In Print & Thread - Rachael Rush and Liz Wagoner
At the Harrison Center for the Arts, two Herron School of Art + Design students are exhibiting their body of work In Print and Thread in Hank and Dolly's Gallery. Rachael Rush and Liz Wagoner, both recently accepted at Columbus College of Art and Design, are showcasing works of prints and fibermaking. Rush first started at Herron as an art education major. As she began taking more painting classes, she decided that painting was a better fit. Yet, as Rush became heavily involved in the process of painting she discovered her affinity for mixing mediums and began incorporating mixed media in her studio practice - printmaking, drawing, and painting. Her work in the show exhibits elements of each.
Cycles, mixed media, Rachael Rush

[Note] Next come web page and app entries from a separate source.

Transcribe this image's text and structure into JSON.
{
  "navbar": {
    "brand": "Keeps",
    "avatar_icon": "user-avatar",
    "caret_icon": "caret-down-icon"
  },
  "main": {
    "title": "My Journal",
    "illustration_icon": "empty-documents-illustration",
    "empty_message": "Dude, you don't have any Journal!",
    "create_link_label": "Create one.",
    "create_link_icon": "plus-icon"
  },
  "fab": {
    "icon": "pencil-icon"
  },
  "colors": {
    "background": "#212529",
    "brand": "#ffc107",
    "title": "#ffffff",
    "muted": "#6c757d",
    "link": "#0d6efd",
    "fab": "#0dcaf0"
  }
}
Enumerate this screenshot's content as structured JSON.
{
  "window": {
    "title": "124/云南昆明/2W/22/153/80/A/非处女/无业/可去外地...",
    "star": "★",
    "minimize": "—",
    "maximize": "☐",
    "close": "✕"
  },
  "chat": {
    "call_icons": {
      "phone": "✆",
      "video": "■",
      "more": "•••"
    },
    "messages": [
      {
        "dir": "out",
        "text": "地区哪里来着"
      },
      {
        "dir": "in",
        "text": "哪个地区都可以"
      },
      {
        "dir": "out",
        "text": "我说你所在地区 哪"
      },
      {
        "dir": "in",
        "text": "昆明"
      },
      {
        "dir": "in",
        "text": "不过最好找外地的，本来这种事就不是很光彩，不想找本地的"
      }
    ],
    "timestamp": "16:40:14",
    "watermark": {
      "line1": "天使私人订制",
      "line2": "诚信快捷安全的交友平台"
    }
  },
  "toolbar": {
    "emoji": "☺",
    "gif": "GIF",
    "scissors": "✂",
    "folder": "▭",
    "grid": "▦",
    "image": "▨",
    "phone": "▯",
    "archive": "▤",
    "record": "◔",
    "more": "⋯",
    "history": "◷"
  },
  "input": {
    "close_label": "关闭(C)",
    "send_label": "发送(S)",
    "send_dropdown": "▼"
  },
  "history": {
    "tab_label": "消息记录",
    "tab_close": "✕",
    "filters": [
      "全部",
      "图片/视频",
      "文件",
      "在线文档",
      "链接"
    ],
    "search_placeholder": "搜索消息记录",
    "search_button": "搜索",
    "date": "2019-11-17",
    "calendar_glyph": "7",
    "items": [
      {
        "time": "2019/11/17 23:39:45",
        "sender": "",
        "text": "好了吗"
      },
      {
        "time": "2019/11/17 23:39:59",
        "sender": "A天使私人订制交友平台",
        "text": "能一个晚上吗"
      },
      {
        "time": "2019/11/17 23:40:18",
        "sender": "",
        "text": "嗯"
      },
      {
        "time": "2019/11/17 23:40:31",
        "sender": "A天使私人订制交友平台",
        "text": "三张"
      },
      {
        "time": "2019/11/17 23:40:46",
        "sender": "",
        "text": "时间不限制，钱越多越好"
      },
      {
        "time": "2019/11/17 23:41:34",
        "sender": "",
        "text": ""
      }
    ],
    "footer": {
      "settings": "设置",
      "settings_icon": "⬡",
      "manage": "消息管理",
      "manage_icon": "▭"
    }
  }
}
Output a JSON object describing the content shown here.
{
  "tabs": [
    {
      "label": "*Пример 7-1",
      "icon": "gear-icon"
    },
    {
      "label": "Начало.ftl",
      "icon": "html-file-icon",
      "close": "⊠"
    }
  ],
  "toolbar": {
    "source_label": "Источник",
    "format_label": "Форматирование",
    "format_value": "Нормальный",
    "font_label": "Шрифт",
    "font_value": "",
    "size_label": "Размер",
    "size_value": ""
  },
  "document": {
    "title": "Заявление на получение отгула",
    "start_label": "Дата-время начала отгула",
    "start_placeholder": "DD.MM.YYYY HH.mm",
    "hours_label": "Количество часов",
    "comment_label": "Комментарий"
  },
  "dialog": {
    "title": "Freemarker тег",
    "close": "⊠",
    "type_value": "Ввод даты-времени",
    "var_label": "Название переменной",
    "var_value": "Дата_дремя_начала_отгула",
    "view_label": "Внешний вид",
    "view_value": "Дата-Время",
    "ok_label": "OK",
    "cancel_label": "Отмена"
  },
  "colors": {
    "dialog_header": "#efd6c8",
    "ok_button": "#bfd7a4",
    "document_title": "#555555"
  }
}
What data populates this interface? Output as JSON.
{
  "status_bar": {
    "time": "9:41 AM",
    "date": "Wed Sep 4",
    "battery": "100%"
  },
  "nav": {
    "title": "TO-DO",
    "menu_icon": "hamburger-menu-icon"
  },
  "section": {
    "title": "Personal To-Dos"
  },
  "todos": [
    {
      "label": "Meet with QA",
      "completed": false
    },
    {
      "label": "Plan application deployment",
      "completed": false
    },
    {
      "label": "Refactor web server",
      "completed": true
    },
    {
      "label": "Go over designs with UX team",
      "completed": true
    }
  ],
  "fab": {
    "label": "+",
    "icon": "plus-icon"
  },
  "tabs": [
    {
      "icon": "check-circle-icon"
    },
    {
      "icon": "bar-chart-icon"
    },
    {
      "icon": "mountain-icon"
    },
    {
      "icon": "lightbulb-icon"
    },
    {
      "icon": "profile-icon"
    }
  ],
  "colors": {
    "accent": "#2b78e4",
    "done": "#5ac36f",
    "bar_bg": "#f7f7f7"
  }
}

Her current work develops out of her approach to modern studio work. She believes a modern artist is diversified in their work - her mixed media is the outworking of that. And her pieces from In Print and Thread incorporate many techniques she has studied at Herron.
Rush's work represents habits found in her personal life. The woodcut prints, the acrylic paint, the fiber and other materials create flowing patterns in the wood and silkscreen prints. These patterns represent memories of situations in her life. She said, "Habits that are unconsciously formed versus the idea of change to alter one's habits is linked together in the use of pattern within this work." Like habits, the patterns range in scale and quantity.
Fragmented, photo-silkscreen on fabric, Liz Wagoner
Inspired by mental health awareness, Wagoner is using printmaking, textiles, and paint to bring attention to mental health issues. "What I really want my audience to get from my work is to be more accepting of others who are 'odd,'" she said. She wants the audience to have a better understanding of Attention Deficit Disorder (ADD), depression, and Alzheimer's disease. Suffering herself from ADD and depression, these issues, for Wagoner, are personally important. She said, "By making work about depression and ADD in particular, I meditate while making the work."
Her pieces are colorful and visually chaotic. One piece in particular is about her grandmother. "I made that piece extremely raw and fragmented to visually show the choppiness and distortion Alzheimer's disease has on it's sufferers," she noted. The piece is quilt-like; silkscreened photographs on fabric.
This show includes a wide array of techniques presented by Wagoner and Rush. Wagoner highlights actor John Wayne in two photo-silkscreened canvases. Rush showcases more three-dimensional art - wood or paper coming off the canvas. All art reflects both of their talent and time spent at Herron School of Art + Design.
The art hangs through April 26th in Hank and Dolly's Gallery (hours are 9-5pm, Mon-Fri). Come visit Rush's and Wagoner's beautiful work as well as the many other galleries at the Harrison Center. For more information visit us online at http://www.harrisoncenter.org/